A former SMU graduate student filed a potential class-action lawsuit against the university last week, alleging the university didn’t meet its “obligation to provide in-person educational services along with other experiences, opportunities, and services” students paid for after they transitioned to virtual learning during the spring semester because of COVID-19.
Luke Hogan of Keller, who graduated after the spring semester, filed the lawsuit in Dallas County District Court on behalf of himself and “others similarly situated” who paid tuition and fees that semester. Hogan was charged about $25,000 in tuition and fees during the spring semester, according to court documents. The lawsuit claims SMU was unable to provide in-person educational experiences, services, and opportunities for about 59% of the spring 2020 semester.
The average tuition cost for both in-state and out-of-state residents was approximately $37,955 for the spring semester, according to court records.
In the suit, Hogan is seeking a pro-rata refund of tuition and fees “for in-person educational services as well as other marketed collegiate experiences and services that were not provided” for himself and class members.
SMU announced on its website in the spring that the university would offer credit adjustments for housing, dining, and parking expenses in light of the COVID-19 pandemic, but not for tuition or general student fees.

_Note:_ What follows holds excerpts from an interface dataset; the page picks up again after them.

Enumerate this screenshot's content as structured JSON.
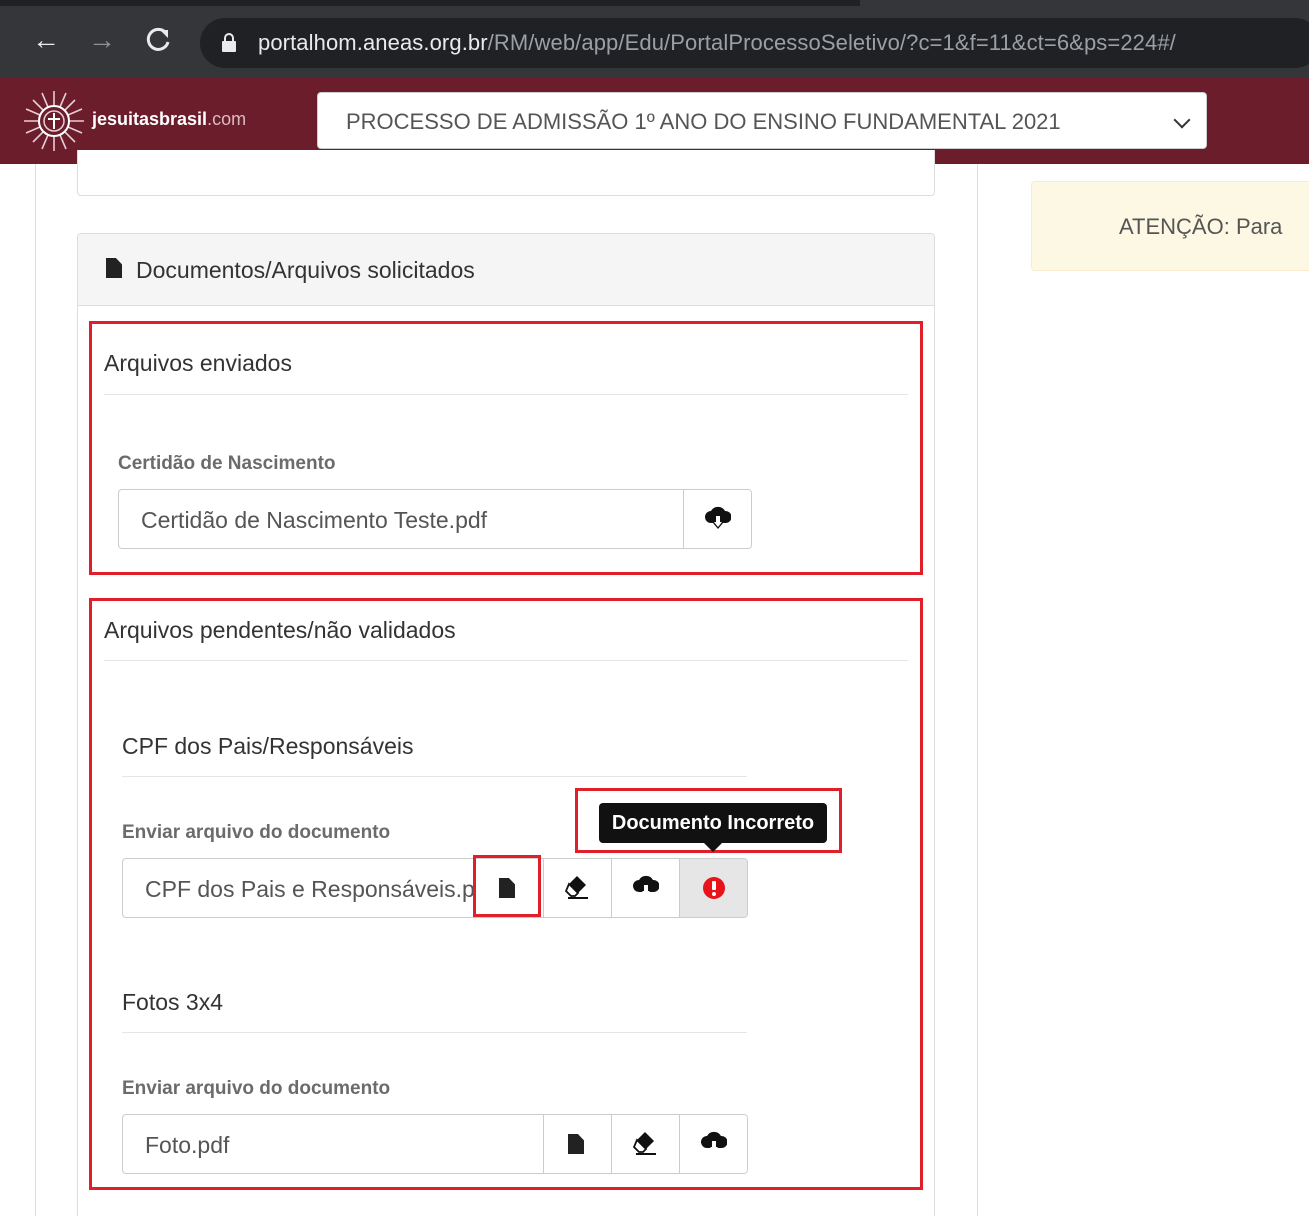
{
  "browser": {
    "url_host": "portalhom.aneas.org.br",
    "url_path": "/RM/web/app/Edu/PortalProcessoSeletivo/?c=1&f=11&ct=6&ps=224#/"
  },
  "header": {
    "logo_name": "jesuitasbrasil",
    "logo_domain": ".com",
    "process_select_value": "PROCESSO DE ADMISSÃO 1º ANO DO ENSINO FUNDAMENTAL 2021"
  },
  "alert": {
    "text": "ATENÇÃO: Para"
  },
  "documents_panel": {
    "title": "Documentos/Arquivos solicitados",
    "sent": {
      "title": "Arquivos enviados",
      "label": "Certidão de Nascimento",
      "file_value": "Certidão de Nascimento Teste.pdf"
    },
    "pending": {
      "title": "Arquivos pendentes/não validados",
      "items": [
        {
          "name": "CPF dos Pais/Responsáveis",
          "label": "Enviar arquivo do documento",
          "file_value": "CPF dos Pais e Responsáveis.pdf",
          "tooltip": "Documento Incorreto"
        },
        {
          "name": "Fotos 3x4",
          "label": "Enviar arquivo do documento",
          "file_value": "Foto.pdf"
        }
      ]
    }
  },
  "colors": {
    "header_bg": "#6b1d2c",
    "highlight_red": "#e01f2a",
    "error_icon": "#e8141c"
  }
}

SMU told NBC5 in response to a question about why those fees weren’t waived that the university is “making adjustments to deal with a large budget gap created by COVID-19.”
The credit adjustments varied depending on student situation, but ranged from about 36% to 37.5% of the total semester’s charges for housing, meal plans, and student parking, according to the university’s website.